and a. metal loop disposed transversely about adjacent parts of said bight portion and said terminal portions and drawn into tight engagement therewith to increase rigidity of said heating element and to thereby reduce the danger of breakage caused by vibration of said member.
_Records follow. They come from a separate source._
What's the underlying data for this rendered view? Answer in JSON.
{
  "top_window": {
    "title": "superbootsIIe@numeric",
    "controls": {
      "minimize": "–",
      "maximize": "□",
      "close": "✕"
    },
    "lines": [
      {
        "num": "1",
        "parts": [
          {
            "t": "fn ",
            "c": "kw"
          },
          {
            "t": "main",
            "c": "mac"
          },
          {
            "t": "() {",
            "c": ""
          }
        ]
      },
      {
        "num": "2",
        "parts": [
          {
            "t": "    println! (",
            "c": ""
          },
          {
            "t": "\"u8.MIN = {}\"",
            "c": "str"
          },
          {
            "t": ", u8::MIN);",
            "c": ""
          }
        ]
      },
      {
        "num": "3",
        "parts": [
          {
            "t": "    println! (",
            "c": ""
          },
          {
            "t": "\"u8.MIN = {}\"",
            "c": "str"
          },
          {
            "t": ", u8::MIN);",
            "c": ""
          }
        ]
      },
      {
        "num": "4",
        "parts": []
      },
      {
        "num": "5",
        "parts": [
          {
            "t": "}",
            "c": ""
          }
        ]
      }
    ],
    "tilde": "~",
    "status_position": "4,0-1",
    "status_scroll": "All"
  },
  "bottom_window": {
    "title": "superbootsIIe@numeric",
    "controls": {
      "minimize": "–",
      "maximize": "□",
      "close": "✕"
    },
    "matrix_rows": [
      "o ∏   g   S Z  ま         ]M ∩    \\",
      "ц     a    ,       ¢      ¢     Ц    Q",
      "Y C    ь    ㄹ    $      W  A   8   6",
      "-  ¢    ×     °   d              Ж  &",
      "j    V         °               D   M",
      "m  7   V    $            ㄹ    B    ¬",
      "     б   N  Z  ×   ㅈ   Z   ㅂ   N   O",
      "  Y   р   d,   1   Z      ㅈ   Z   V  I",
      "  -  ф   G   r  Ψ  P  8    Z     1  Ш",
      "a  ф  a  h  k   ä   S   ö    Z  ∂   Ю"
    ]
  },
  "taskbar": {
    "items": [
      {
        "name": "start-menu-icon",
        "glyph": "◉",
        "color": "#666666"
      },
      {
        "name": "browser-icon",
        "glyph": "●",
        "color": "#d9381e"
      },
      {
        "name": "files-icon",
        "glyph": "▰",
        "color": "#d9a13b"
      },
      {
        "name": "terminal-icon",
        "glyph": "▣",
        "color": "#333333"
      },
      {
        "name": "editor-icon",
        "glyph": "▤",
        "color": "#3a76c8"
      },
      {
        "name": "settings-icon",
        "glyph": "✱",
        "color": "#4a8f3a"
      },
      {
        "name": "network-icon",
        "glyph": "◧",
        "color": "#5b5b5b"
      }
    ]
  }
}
2. An electric heater having an active heating portion of considerable length for high heat output and securable to a member which is subject to vibration, comprising a metallic flange plate adapted to be rigidly secured to said member, a hairpin-type sheathed heating element supported in cantilever fashion by said flange plate and providing spaced legs having terminal portions at one end and a connecting bight portion at the other end, said terminal portions being rigidly connected to said flange plate and said legs being doubled back upon themselves and angling toward said terminal portions to position said bight portion in relation overlying said terminal portions a metal loop disposed transversely about adjacent parts of said bight portion and said terminal portions, and a threaded member passing through opposite reaches of said loop and having an intermediate portion extending through the space between said legs, said threaded member abutting said bight portion to restrain movement of said loop in one direction and the angled disposition of said legs forming a Wedge surface restraining movement of said loop in an opposite direction, said threaded member rigidly clamping said loop about said bight portion and said terminal portions to increase rigidity of said heating element and to thereby reduce the danger of breakage caused by vibration of said member.
3. An electric immersion heater having an active heating portion of considerable length for high heat output and insertable through an opening in the wall of a tank for position to heat the contents of said tank, comprising a metallic flange plate adapted to be connected to the tank wall in position spanning the opening in said tank, a hairpin-type sheathed heating element supported in cantilever fashion by said flange plate and extending into said tank when said flange is secured thereto, said heating element providing spaced legs having terminal portions at one end and a connecting bight portion at the other end, said terminal portions being rigidly connected to said flange plate and said legs being doubled back upon themselves to position said bight portion end adjacent to said terminal portions, and means rigidly connecting said bight portion end with the adjacent parts of said legs.
4. An electric heater having an active heating portion of considerable length for high heat output and securable to a member which is subject to vibration, comprising support means securable to the vibration subject member, and an elongated sheathed heating element supported in cantilever fashion by said support and formed of a pair of legs each having one end portion terminating in a connecting bight portion, the other end portion of each leg being securable to said support means to position such other end portions in adjoining, spaced-apart relation and said legs being doubled back on themselves to position said bight portion adjacent said other end portions of said legs, said bight portion extending between said spaced, other end portions of said legs and being rigidly connected between such leg portions to provide a reenforcing strut which increases the rigidity of said heating element and thereby reduces the danger of damage to said element caused by vibration.
5. A construction in accordance with claim 4 wherein said bight portion is connected between such leg portions by means of a fused metallic connection therebetween.
References Cited in the file of this patent UNITED STATES PATENTS 1,823,925 Woodson Sept. 22, 1931 2,274,930 Newton Mar. 3, 1942 2,606,271 Morris Aug. 5, 1952